The 3rd District congressman’s comments came during a town hall held at the Nebo School District administrative office in Spanish Fork.
The town hall took place days after the Utah Republican Party’s organizing convention, during which Republican delegates considered a resolution to censure Romney over his votes to impeach President Donald Trump.
About halfway through the one-hour town hall, one woman asked Curtis which way he voted on the resolution to censure Romney.
Curtis, who did not attend Saturday’s convention, told her he wasn’t there but added that he would not have supported the measure.
“Why?” multiple people in the audience shot back. “He doesn’t represent our values,” the woman who asked the question said.
“Republicans have to make a choice,” Curtis responded. “We have a choice: We can fight each other or we can go out and win the House back and win the presidency back in four years. We have to choose. And if we want to spend the whole time fighting Republicans, we can do that. And guess what? The Democrats will continue to take the House, the Senate and the presidency. So we have a decision to make.”
Curtis added that he doesn’t think “there’s any doubt in Mitt Romney’s mind how the delegates feel about his vote. I don’t think he needed a censure to know how they felt.”
He also noted that the convention and the measure to censure Romney were “talked about in all parts of this country and even parts of this world.”
“And is that how we want to be seen?,” he asked. “Or do we want to be united, do we want to focus on individual rights, on freedom, on limited government?”
One man replied, “We can’t unite (with) somebody we can’t get behind.”
“That’s fine. You don’t have to vote for him,” said Curtis.

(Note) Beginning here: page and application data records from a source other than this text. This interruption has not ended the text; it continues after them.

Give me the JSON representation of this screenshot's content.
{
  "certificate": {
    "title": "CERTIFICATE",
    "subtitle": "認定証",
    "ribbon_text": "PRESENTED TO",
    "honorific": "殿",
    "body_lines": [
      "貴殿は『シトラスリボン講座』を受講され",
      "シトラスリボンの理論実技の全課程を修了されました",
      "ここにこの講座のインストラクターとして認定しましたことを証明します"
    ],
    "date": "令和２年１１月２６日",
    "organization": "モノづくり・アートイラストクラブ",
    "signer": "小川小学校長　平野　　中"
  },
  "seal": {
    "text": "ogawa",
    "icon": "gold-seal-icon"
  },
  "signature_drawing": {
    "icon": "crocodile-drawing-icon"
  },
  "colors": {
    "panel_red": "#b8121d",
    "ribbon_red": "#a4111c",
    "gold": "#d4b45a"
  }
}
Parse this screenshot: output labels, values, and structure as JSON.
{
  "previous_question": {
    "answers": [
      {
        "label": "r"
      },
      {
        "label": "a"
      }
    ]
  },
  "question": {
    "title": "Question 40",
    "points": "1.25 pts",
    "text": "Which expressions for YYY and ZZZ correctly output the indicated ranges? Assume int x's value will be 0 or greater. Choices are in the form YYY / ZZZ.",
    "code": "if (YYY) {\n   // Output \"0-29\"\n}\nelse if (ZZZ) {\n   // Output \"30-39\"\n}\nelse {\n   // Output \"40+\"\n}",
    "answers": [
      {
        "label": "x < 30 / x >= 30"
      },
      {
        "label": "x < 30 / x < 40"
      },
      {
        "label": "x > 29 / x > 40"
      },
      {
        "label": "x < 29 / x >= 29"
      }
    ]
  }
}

Much of the evening focused around “critical race theory,” which multiple attendees claimed is being taught to children in public schools. Elizabeth Sexton, of Spanish Fork, asked the congressman what he is doing to address critical race theory being taught in schools and warned that kids are being indoctrinated with “radical identity politics.”
Curtis said there was nothing he could do about critical race theory being taught in schools because it hasn’t come to a vote in Congress. He added that those concerned about the issue should reach out to state lawmakers and local school board members.
On the subject of COVID-19, Spanish Fork resident Brad Huff asked Curtis whether he supported vaccine passports, which have been implemented in Israel as a way to verify coronavirus immunization status.
“Because if we lose that right, as far as I’m concerned, we are no better than the Jews were under the Nazis,” said Huff.
Curtis said that he thought vaccine passports were a “bad idea” and wouldn’t support their implementation.
Other topics discussed during Tuesday’s town hall included climate change, foreign relations with China and unsubstantiated allegations of voter fraud during the 2020 election.